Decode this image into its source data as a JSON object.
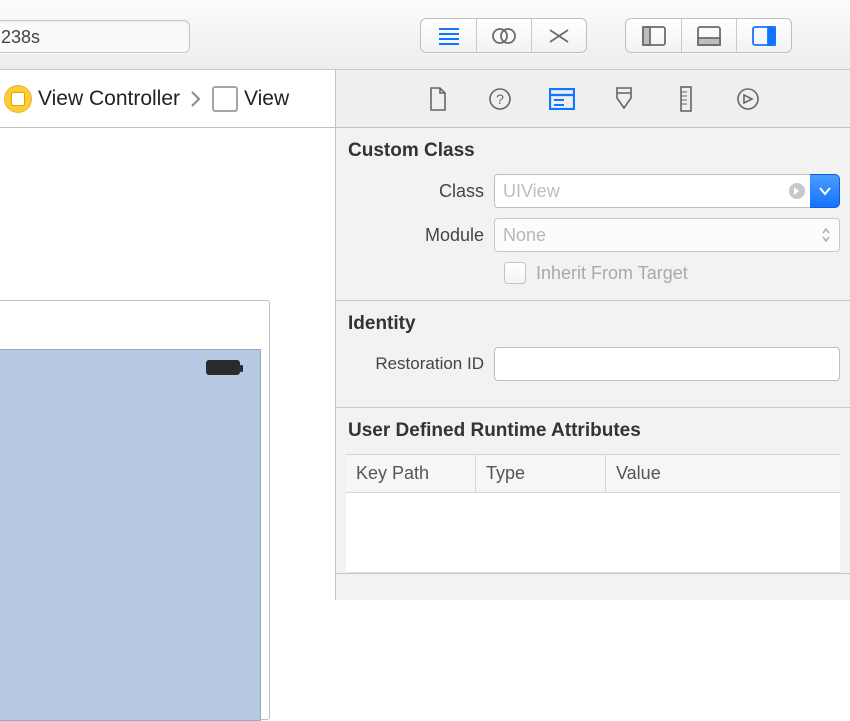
{
  "toolbar": {
    "search_value": "238s"
  },
  "breadcrumb": {
    "item1": "View Controller",
    "item2": "View"
  },
  "inspector": {
    "custom_class": {
      "title": "Custom Class",
      "class_label": "Class",
      "class_placeholder": "UIView",
      "module_label": "Module",
      "module_value": "None",
      "inherit_label": "Inherit From Target"
    },
    "identity": {
      "title": "Identity",
      "restoration_label": "Restoration ID",
      "restoration_value": ""
    },
    "runtime": {
      "title": "User Defined Runtime Attributes",
      "columns": [
        "Key Path",
        "Type",
        "Value"
      ]
    }
  }
}
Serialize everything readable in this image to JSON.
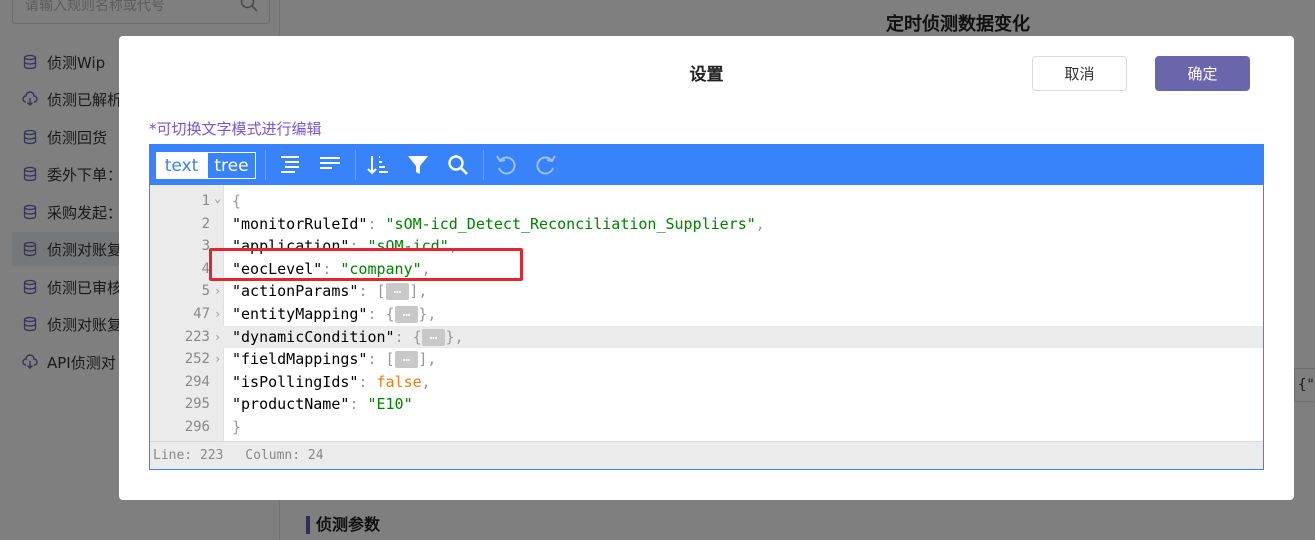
{
  "background": {
    "search_placeholder": "请输入规则名称或代号",
    "sidebar_items": [
      {
        "label": "侦测Wip",
        "icon": "database-icon"
      },
      {
        "label": "侦测已解析",
        "icon": "cloud-download-icon"
      },
      {
        "label": "侦测回货",
        "icon": "database-icon"
      },
      {
        "label": "委外下单：",
        "icon": "database-icon"
      },
      {
        "label": "采购发起：",
        "icon": "database-icon"
      },
      {
        "label": "侦测对账复",
        "icon": "database-icon"
      },
      {
        "label": "侦测已审核",
        "icon": "database-icon"
      },
      {
        "label": "侦测对账复",
        "icon": "database-icon"
      },
      {
        "label": "API侦测对",
        "icon": "cloud-download-icon"
      }
    ],
    "active_index": 5,
    "page_title": "定时侦测数据变化",
    "section_title": "侦测参数",
    "right_box_text": "{\"n"
  },
  "modal": {
    "title": "设置",
    "cancel_label": "取消",
    "ok_label": "确定",
    "hint": "*可切换文字模式进行编辑"
  },
  "editor": {
    "mode_text": "text",
    "mode_tree": "tree",
    "toolbar_icons": [
      "format-icon",
      "compact-icon",
      "sort-icon",
      "filter-icon",
      "search-icon",
      "undo-icon",
      "redo-icon"
    ],
    "lines": [
      {
        "no": "1",
        "fold": "⌄",
        "text": "{"
      },
      {
        "no": "2",
        "key": "\"monitorRuleId\"",
        "value": "\"sOM-icd_Detect_Reconciliation_Suppliers\"",
        "vtype": "string",
        "comma": ","
      },
      {
        "no": "3",
        "key": "\"application\"",
        "value": "\"sOM-icd\"",
        "vtype": "string",
        "comma": ","
      },
      {
        "no": "4",
        "key": "\"eocLevel\"",
        "value": "\"company\"",
        "vtype": "string",
        "comma": ","
      },
      {
        "no": "5",
        "fold": "›",
        "key": "\"actionParams\"",
        "open": "[",
        "close": "]",
        "comma": ","
      },
      {
        "no": "47",
        "fold": "›",
        "key": "\"entityMapping\"",
        "open": "{",
        "close": "}",
        "comma": ","
      },
      {
        "no": "223",
        "fold": "›",
        "key": "\"dynamicCondition\"",
        "open": "{",
        "close": "}",
        "comma": ",",
        "highlight": true
      },
      {
        "no": "252",
        "fold": "›",
        "key": "\"fieldMappings\"",
        "open": "[",
        "close": "]",
        "comma": ","
      },
      {
        "no": "294",
        "key": "\"isPollingIds\"",
        "value": "false",
        "vtype": "bool",
        "comma": ","
      },
      {
        "no": "295",
        "key": "\"productName\"",
        "value": "\"E10\"",
        "vtype": "string",
        "comma": ""
      },
      {
        "no": "296",
        "text": "}"
      }
    ],
    "collapsed_marker": "…",
    "status_line": "Line: 223",
    "status_column": "Column: 24"
  },
  "colors": {
    "accent": "#3883fa",
    "primary_button": "#6a66ad",
    "hint": "#7a55d8",
    "annotation": "#e3262c"
  }
}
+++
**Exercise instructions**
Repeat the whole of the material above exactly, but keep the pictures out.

**Task answer**
Decode this image into its source data as a JSON object.
{
  "toolbar": {
    "search_value": "238s"
  },
  "breadcrumb": {
    "item1": "View Controller",
    "item2": "View"
  },
  "inspector": {
    "custom_class": {
      "title": "Custom Class",
      "class_label": "Class",
      "class_placeholder": "UIView",
      "module_label": "Module",
      "module_value": "None",
      "inherit_label": "Inherit From Target"
    },
    "identity": {
      "title": "Identity",
      "restoration_label": "Restoration ID",
      "restoration_value": ""
    },
    "runtime": {
      "title": "User Defined Runtime Attributes",
      "columns": [
        "Key Path",
        "Type",
        "Value"
      ]
    }
  }
}
Serialize everything readable in this image to JSON.
{
  "background": {
    "search_placeholder": "请输入规则名称或代号",
    "sidebar_items": [
      {
        "label": "侦测Wip",
        "icon": "database-icon"
      },
      {
        "label": "侦测已解析",
        "icon": "cloud-download-icon"
      },
      {
        "label": "侦测回货",
        "icon": "database-icon"
      },
      {
        "label": "委外下单：",
        "icon": "database-icon"
      },
      {
        "label": "采购发起：",
        "icon": "database-icon"
      },
      {
        "label": "侦测对账复",
        "icon": "database-icon"
      },
      {
        "label": "侦测已审核",
        "icon": "database-icon"
      },
      {
        "label": "侦测对账复",
        "icon": "database-icon"
      },
      {
        "label": "API侦测对",
        "icon": "cloud-download-icon"
      }
    ],
    "active_index": 5,
    "page_title": "定时侦测数据变化",
    "section_title": "侦测参数",
    "right_box_text": "{\"n"
  },
  "modal": {
    "title": "设置",
    "cancel_label": "取消",
    "ok_label": "确定",
    "hint": "*可切换文字模式进行编辑"
  },
  "editor": {
    "mode_text": "text",
    "mode_tree": "tree",
    "toolbar_icons": [
      "format-icon",
      "compact-icon",
      "sort-icon",
      "filter-icon",
      "search-icon",
      "undo-icon",
      "redo-icon"
    ],
    "lines": [
      {
        "no": "1",
        "fold": "⌄",
        "text": "{"
      },
      {
        "no": "2",
        "key": "\"monitorRuleId\"",
        "value": "\"sOM-icd_Detect_Reconciliation_Suppliers\"",
        "vtype": "string",
        "comma": ","
      },
      {
        "no": "3",
        "key": "\"application\"",
        "value": "\"sOM-icd\"",
        "vtype": "string",
        "comma": ","
      },
      {
        "no": "4",
        "key": "\"eocLevel\"",
        "value": "\"company\"",
        "vtype": "string",
        "comma": ","
      },
      {
        "no": "5",
        "fold": "›",
        "key": "\"actionParams\"",
        "open": "[",
        "close": "]",
        "comma": ","
      },
      {
        "no": "47",
        "fold": "›",
        "key": "\"entityMapping\"",
        "open": "{",
        "close": "}",
        "comma": ","
      },
      {
        "no": "223",
        "fold": "›",
        "key": "\"dynamicCondition\"",
        "open": "{",
        "close": "}",
        "comma": ",",
        "highlight": true
      },
      {
        "no": "252",
        "fold": "›",
        "key": "\"fieldMappings\"",
        "open": "[",
        "close": "]",
        "comma": ","
      },
      {
        "no": "294",
        "key": "\"isPollingIds\"",
        "value": "false",
        "vtype": "bool",
        "comma": ","
      },
      {
        "no": "295",
        "key": "\"productName\"",
        "value": "\"E10\"",
        "vtype": "string",
        "comma": ""
      },
      {
        "no": "296",
        "text": "}"
      }
    ],
    "collapsed_marker": "…",
    "status_line": "Line: 223",
    "status_column": "Column: 24"
  },
  "colors": {
    "accent": "#3883fa",
    "primary_button": "#6a66ad",
    "hint": "#7a55d8",
    "annotation": "#e3262c"
  }
}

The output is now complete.